Published on September 12th, 2021 | by Daniel Sherman Fernandez0
Why Are The Prices For The Classic Land Rover Defender Stagnant
They were rising fast a decade ago and now the Toyota Land Cruiser has overtaken them.
Slightly more than a decade ago there a noticeable rise in the number of restored classic Land Rovers in Malaysia. Yes, it is well known fact that Malaysia has one of the highest number of Land Rovers in the world. Mostly because of the farmers in Cameron Highlands and our various public service departments.
As the iconic 4×4 vehicle gained popularity around the globe with celebrities and even catwalk models, some Malaysians looked at having a Land Rover as their weekend vehicle or their ‘dusun’ mobility machine.
Restorations were moving along swiftly as government owned Land Rovers were being auctioned off at low prices (we have seen 3-door pickups and wagons as low as RM23k to 28k and the longer 5 door wagons from RM29k to just RM39k).
From simple ‘back to showroom’ restorations to ‘007 Bond’ bad guys mean machine re-builds that had owners forking out hefty sums. We ourselves were bitten by the bug a few years ago and looked at a 5 door wagon with a 200 TDi engine. It had raised suspension, large and wide wheels and front bucket seats. Priced at RM70k negotiable, it was tempting, however a cash purchase meant our kids education fund would be used and common sense stopped us from making an offer.
Meantime, a number of well appointed luxurious Defenders were imported into Malaysia from exclusive Defender modders in England like Project Kahn and the Chelsea Truck Company (there was a unit recently on sale for a princely sum of RM388k) to name a few.
Prices of these ‘next level’ restored Defenders sit between RM250k to RM350k which is quite insane when considering a used Range Rover is much cheaper.
Still, it is the iconic look and the ability to be seen driving a rather unique classic Land Rover 4×4.

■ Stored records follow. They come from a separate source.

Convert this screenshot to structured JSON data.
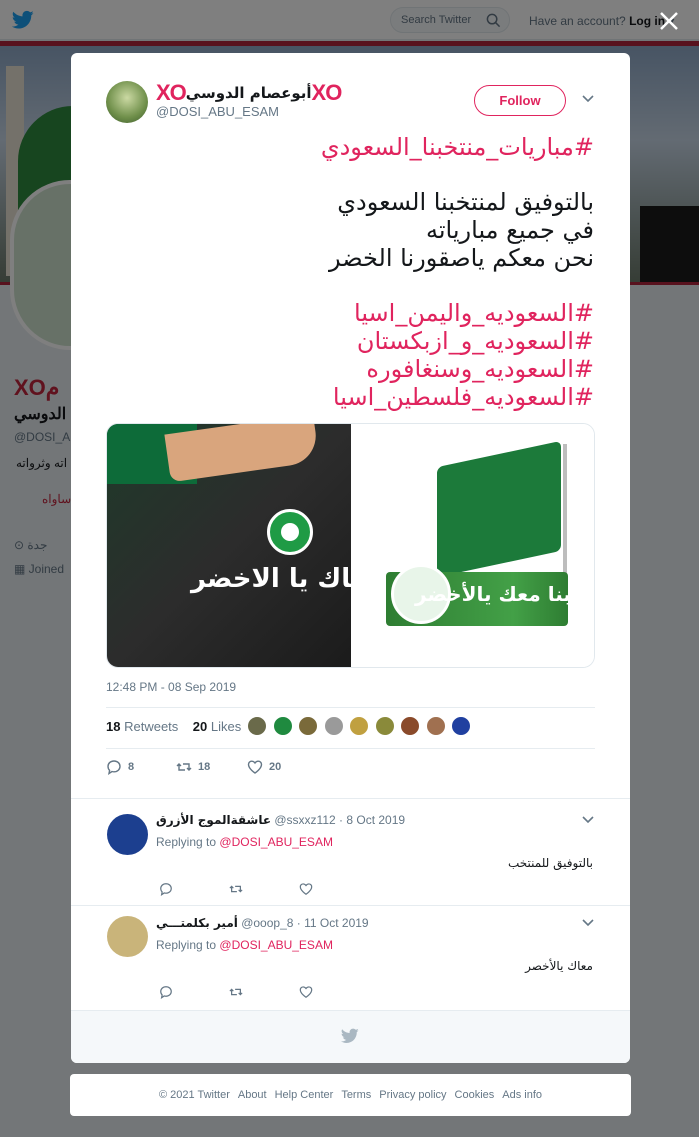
{
  "topbar": {
    "search_placeholder": "Search Twitter",
    "account_prompt": "Have an account?",
    "login_label": "Log in"
  },
  "background_profile": {
    "name_xo": "XO",
    "name_rest": "م",
    "name_line2": "الدوسي",
    "handle": "@DOSI_A",
    "bio_fragment": "اته وثرواته",
    "link_fragment": "ساواه",
    "location": "جدة",
    "joined": "Joined"
  },
  "modal": {
    "author": {
      "xo_left": "XO",
      "display_name": "أبوعصام الدوسي",
      "xo_right": "XO",
      "handle": "@DOSI_ABU_ESAM"
    },
    "follow_label": "Follow",
    "tweet": {
      "hashtag_top": "#مباريات_منتخبنا_السعودي",
      "lines": [
        "بالتوفيق لمنتخبنا السعودي",
        "في جميع مبارياته",
        "نحن معكم ياصقورنا الخضر"
      ],
      "hashtags": [
        "#السعوديه_واليمن_اسيا",
        "#السعوديه_و_ازبكستان",
        "#السعوديه_وسنغافوره",
        "#السعوديه_فلسطين_اسيا"
      ],
      "image_text_left": "معاك يا الاخضر",
      "image_text_right": "قلوبنا معك يالأخضر",
      "timestamp": "12:48 PM - 08 Sep 2019",
      "retweets_count": "18",
      "retweets_label": "Retweets",
      "likes_count": "20",
      "likes_label": "Likes",
      "reply_count": "8",
      "retweet_count": "18",
      "like_count": "20"
    },
    "likers_colors": [
      "#6a6a4a",
      "#1f8a3f",
      "#7a6a3a",
      "#9a9a9a",
      "#c0a040",
      "#8a8a3a",
      "#8a4a2a",
      "#a07050",
      "#2040a0"
    ],
    "replies": [
      {
        "display_name": "عاشقةالموج الأزرق",
        "handle": "@ssxxz112",
        "date": "· 8 Oct 2019",
        "replying_prefix": "Replying to",
        "replying_to": "@DOSI_ABU_ESAM",
        "text": "بالتوفيق للمنتخب",
        "avatar_color": "#1c3f8f"
      },
      {
        "display_name": "أمير بكلمتـــي",
        "handle": "@ooop_8",
        "date": "· 11 Oct 2019",
        "replying_prefix": "Replying to",
        "replying_to": "@DOSI_ABU_ESAM",
        "text": "معاك يالأخصر",
        "avatar_color": "#c9b47a"
      }
    ]
  },
  "footer": {
    "links": [
      "© 2021 Twitter",
      "About",
      "Help Center",
      "Terms",
      "Privacy policy",
      "Cookies",
      "Ads info"
    ]
  },
  "colors": {
    "accent": "#e0245e",
    "twitter_blue": "#1da1f2",
    "muted": "#657786"
  }
}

So, as the years passed a shift happened. It seems that in the past 2 to 3 years’ prices of classic Japanese 4×4 vehicles like the Land Cruiser and Isuzu Trooper have started rising and the asking prices of the classic Defender has sort of stagnated and in some cases, dropped a smidgen.
Then in the last year, prices actually moved downwards a little for locally restored Defenders, especially the pickups and the 3-door versions. The 5-door wagons were still holding on to their values and the UK imported modded versions were also holding on.
A classic Land Rover Defender ownership represents an opportunity to own (the best version we think will be the Defender Works V8 Trophy) and enjoy an iconic vehicle that might increases in value in the coming years as the economy picks up and the travel and camping bug hits Malaysians again.